10:05 AM

Planning ahead: Advance directives


Article written by Madison Evans, MSW, SWLC
KRH Cancer Support & Survivorship - krh.org/cancersupport


What is advance care planning and who needs it?

It is not unusual to avoid conversations about the end of life. So, it is normal that most of us don’t discuss or truly understand what advance care planning is. But what if you learned that you have a life-threatening illness or are nearing the end of your life? Would you know where to start or what to think about? What are your medical wishes? Are you an organ donor? Who is in charge if you cannot answer these questions for yourself?

Advance care planning means you complete an advance directive that tells your doctors and loved ones what medical care you want to receive in the event you are not able to communicate for yourself. This also includes designating a person who will communicate and follow through with the decisions you have made.

Advance care planning includes two main documents and many important conversations. 

  1. Your living will: A living will document informs your loved ones and health care team what medical treatment you want to receive if you are unable to convey your wishes. Without a living will, the laws in your state will determine who will make your health care decisions.
  2. Medical power of attorney: A medical power of attorney document allows you to designate one person who knows your wishes and will make sure the medical team understands it and follows through with it. The person you choose to be your medical power of attorney needs to be someone you trust and who feels comfortable carrying out your plans.

Conversations about these documents may be the most important part of this process. The decisions you are making in advance care planning are not ones to make on a whim. It will take introspection and time. Time to think it through and talk with other loved ones, to come to a decision that is unique to you and your personal values. Then, be sure to discuss the details with the person you selected as your medical power of attorney so they truly understand why you have chosen the options you have in your living will. This is not a secret and should not be treated as one.

The ideal time to create advance directives 

Creating your advance care directive [ie. living will and medical power of attorney] should include careful planning. But most importantly, it does not have to be done late in life. The best time to put this very critical information on paper is now. Everyone, including those from age 20 to 70+, is strongly advised to create an advance care directive. If you are a healthy, fit person in your 20s you may find advance care planning is straight forward — perhaps with a request to perform all medical treatments possible in event of a life-threatening medical situation. Or perhaps a person wiser in years, such as an 80-year-old facing a lifelong illness, may request less drastic measures in the same situation. No matter the details, it’s your choice.

Advance care planning is important at all stages in your life so if an unexpected event occurs your loved ones and health care team has clear instructions on what medical treatments you want. Putting these plans in place relieves your family and loved ones from the stress of decision-making in an already trying and difficult time. Consider doing this as a favor to your parents, partner, children and those that care about you.

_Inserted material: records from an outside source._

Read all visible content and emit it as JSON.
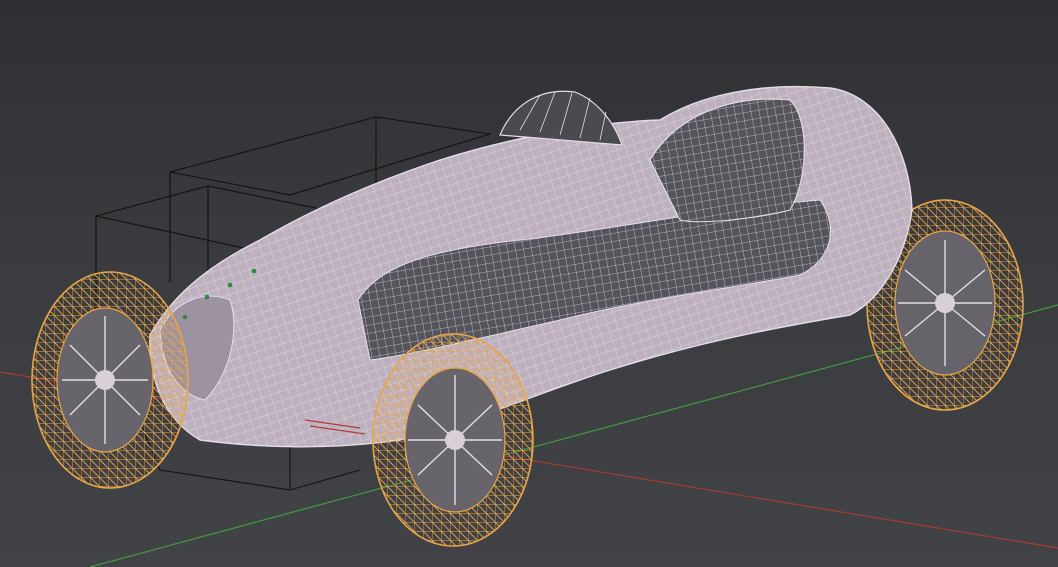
{
  "viewport": {
    "kind": "3d-viewport",
    "shading": "wireframe",
    "show_floor_axes": true
  },
  "colors": {
    "background_top": "#2f3033",
    "background_bottom": "#424347",
    "body_wire": "#d9cfd9",
    "body_fill": "#bfb3c1",
    "selected_wire": "#e8a547",
    "camera_frame": "#111111",
    "axis_x": "#b23a3a",
    "axis_y": "#3f9a3f",
    "vertex_dot": "#2e8b3a"
  },
  "objects": [
    {
      "name": "car-body",
      "selected": false
    },
    {
      "name": "front-left-wheel",
      "selected": true
    },
    {
      "name": "front-right-wheel",
      "selected": true
    },
    {
      "name": "rear-left-wheel",
      "selected": true
    },
    {
      "name": "rear-right-wheel",
      "selected": true
    },
    {
      "name": "empty-box",
      "selected": false
    }
  ]
}
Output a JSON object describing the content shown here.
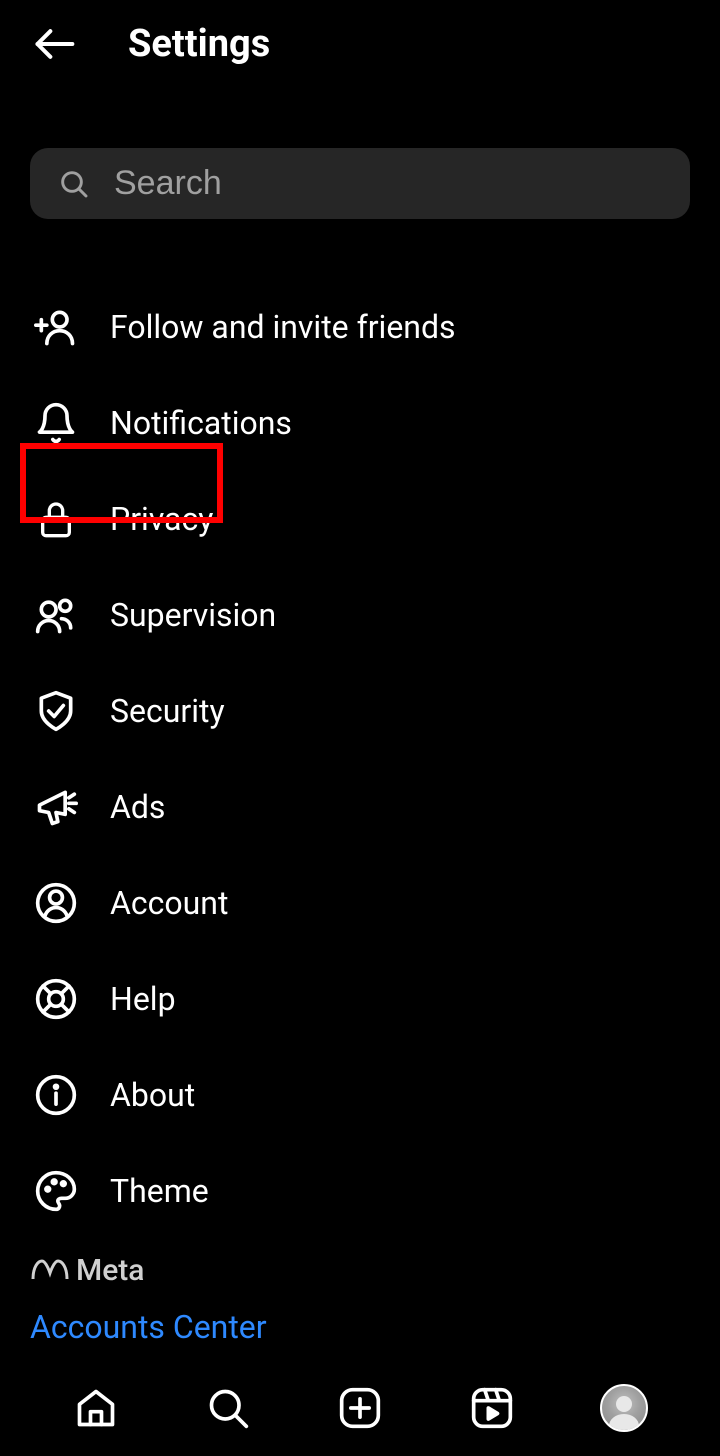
{
  "header": {
    "title": "Settings"
  },
  "search": {
    "placeholder": "Search"
  },
  "menu": {
    "items": [
      {
        "id": "follow-invite",
        "label": "Follow and invite friends"
      },
      {
        "id": "notifications",
        "label": "Notifications"
      },
      {
        "id": "privacy",
        "label": "Privacy"
      },
      {
        "id": "supervision",
        "label": "Supervision"
      },
      {
        "id": "security",
        "label": "Security"
      },
      {
        "id": "ads",
        "label": "Ads"
      },
      {
        "id": "account",
        "label": "Account"
      },
      {
        "id": "help",
        "label": "Help"
      },
      {
        "id": "about",
        "label": "About"
      },
      {
        "id": "theme",
        "label": "Theme"
      }
    ]
  },
  "footer": {
    "brand": "Meta",
    "accounts_center": "Accounts Center"
  },
  "highlighted_item": "privacy"
}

Inform your loved ones and health care providers

Finally, be sure to share your desires with those you trust well in advance. Also remember that as your life changes, your wishes may adjust. It’s a good idea to review your plans from time to time as your life changes along with technology and science. These are living documents that can be updated as many times as you see fit. It’s a great idea to keep a copy on record with your local hospital and primary medical clinic as well. So remember, regardless of your age and health status, it is important to complete an advance care directive that matches your personal values.


Other helpful resources in Montana 

About KRH Cancer Support & Survivorship

Cancer Support & Survivorship provides free programs that complement traditional medical care for cancer. These include support groups, nutrition, exercise, education and more. Family and friends are welcome to participate in most activities. Check out all the programs, classes and outings at this link